There are subtle signs the market may be relaxing a bit from the intense seller market that is has been recently. There are slightly more homes coming on the market, days on market are ticking up, the number of offers received on each listing has declined.
- On 6/22 total active listings in MIBOR = 2583
- On 6/29 total active listings in MIBOR = 2626
- Just over a month ago the total active listings were under 2000!
Realtor.com goes into more depth on the national housing market here:
New Listings Increase Over May- A Welcome Sign
Nationally, the inventory of homes actively for sale in June decreased by 43.1% over the past year, a lower rate of decline compared to the 50.9% drop in May. A deceleration in the decline of inventory means the market is heading in an encouraging direction, but active inventory still remains historically low. This decline amounted to 415,000 fewer homes actively for sale on a typical day in June compared to the previous year. The total number of unsold homes nationwide–a metric that includes active listings and listings in various stages of the selling process that are not yet sold– is down 20.3% percent from June 2020.
In June, newly listed homes grew by 5.5% on a year-over-year basis, and by 10.9% on a month-over-month basis.

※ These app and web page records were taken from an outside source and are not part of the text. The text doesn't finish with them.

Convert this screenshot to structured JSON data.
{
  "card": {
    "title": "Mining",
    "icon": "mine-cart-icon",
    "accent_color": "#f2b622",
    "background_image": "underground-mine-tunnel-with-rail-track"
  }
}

Typically, fewer newly listed homes appear on the market in the month of June compared to May. This year, growth in new listings is continuing later into the summer season, a welcome sign for a tight housing market. However, newly listed homes are still down 14.4% from the typical rate of newly listed homes in 2017 to 2019.
The inventory of homes actively for sale in the 50 largest U.S. metros overall decreased by 40.5% over last year in June, a slowdown in the rate of decline compared to last month’s 49.4% decrease. Regionally, the inventory of homes in southern metros is still showing the largest year-over-year decline. Large southern metros are also seeing the lowest growth in newly listed homes (+4.6%), on average, compared to last year, while newly listed homes in large metros in the Midwest, West, and Northeast, were growing by 19.6%, 18.4%, and 9.9% year-over-year, respectively. In both May and June this year, large Southern metros have not seen many more new listings than the same time last year, which were lower in the South in 2020 much like they were in other regions. By comparison, other regions are either approaching or have reached normal levels seen between 2017 and 2019.
Markets that are seeing the largest year-over-year growth in newly listed homes include Milwaukee (+44.7%), San Jose (+40.7%), and Cleveland (+37.9%). Markets that are still seeing a decline in newly listed homes compared to last year include southern metros such as Nashville (-24.2%), Raleigh (-21.4%), and Miami (-7.8%).